According to the latest research, teens may be relying more heavily on muscle-building supplements and protein shakes than previously believed. According to a survey taken by study authors, 35% of all males and females polled reported using protein powders or shakes and almost 6% admitted to taking steroids. This marks a dramatic increase from other studies that put the numbers of protein shake users at about 10.2% of males and 8% of females.
The report, which was published today in ‘Pediatrics,’ also found that the numbers greatly varied by; gender, race, body mass index (BMI), and sports participation. While much research has been conducted on women and body image this was one of the few studies to address the pressures young men are under to appear lean and muscular.
“Boy’s body dissatisfaction has simultaneously increased, and research has demonstrated that exposure to images of extremely muscular models contributes to body dissatisfaction and muscle dysmorphia in young men,” the authors said.
Participants in the study were asked to complete a 235 question survey which asked questions regarding muscle-enhancing behaviors such as altered eating behaviors or exercise and were asked to report their height, weight and physical measurements. They also listed gender, race, school grade, socioeconomic status and sports participation.
The study found that of the nearly 1,500 men survey about 65% reported changing their eating habits to bulk up and 90% reported exercising more to build muscle both of which were considered healthy habits. The study also reported on ‘unhealthy’ habits and found that 35% of participants used protein shakes and powders, 6% used steroids and 10% used muscle-enhancing substances.

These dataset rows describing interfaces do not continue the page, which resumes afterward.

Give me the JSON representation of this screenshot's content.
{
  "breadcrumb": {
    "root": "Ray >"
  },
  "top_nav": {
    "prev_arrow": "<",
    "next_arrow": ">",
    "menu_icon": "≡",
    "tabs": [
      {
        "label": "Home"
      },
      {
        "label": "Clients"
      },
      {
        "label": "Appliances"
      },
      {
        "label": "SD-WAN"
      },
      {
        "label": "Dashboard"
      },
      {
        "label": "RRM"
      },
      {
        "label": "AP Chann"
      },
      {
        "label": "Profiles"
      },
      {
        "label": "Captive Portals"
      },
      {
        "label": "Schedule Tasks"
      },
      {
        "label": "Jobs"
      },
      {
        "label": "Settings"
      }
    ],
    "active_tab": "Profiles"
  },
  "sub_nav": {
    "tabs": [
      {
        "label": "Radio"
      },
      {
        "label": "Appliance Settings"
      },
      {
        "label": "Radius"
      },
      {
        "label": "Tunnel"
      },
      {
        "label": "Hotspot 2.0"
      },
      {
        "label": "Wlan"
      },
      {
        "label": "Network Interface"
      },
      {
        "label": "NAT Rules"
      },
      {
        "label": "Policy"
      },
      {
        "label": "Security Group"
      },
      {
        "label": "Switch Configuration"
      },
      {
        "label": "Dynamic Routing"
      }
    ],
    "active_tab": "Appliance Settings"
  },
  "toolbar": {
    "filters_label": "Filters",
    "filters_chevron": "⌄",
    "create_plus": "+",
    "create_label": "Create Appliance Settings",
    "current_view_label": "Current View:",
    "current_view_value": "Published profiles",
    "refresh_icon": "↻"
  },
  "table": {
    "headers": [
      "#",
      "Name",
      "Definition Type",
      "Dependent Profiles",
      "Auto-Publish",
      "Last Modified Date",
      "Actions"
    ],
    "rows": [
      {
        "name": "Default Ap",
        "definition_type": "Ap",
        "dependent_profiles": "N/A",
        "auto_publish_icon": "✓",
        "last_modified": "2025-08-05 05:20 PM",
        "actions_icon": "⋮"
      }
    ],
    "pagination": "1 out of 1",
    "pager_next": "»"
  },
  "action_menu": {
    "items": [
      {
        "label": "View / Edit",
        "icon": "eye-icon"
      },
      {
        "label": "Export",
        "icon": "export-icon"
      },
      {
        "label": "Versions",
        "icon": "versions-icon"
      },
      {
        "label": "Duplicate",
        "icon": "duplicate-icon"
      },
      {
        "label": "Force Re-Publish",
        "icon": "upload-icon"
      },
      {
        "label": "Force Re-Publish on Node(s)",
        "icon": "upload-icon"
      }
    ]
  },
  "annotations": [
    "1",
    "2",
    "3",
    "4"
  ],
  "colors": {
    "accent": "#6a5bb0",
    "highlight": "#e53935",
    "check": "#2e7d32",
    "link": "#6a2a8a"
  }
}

The rates among females were considerably lower. Only 21% of women reported using powders, 4.5% reported using steroids and 5.5% reported using muscle-enhancing substances. The study also found that Asian students, both male and female, were more likely to use steroids than white students that were surveyed.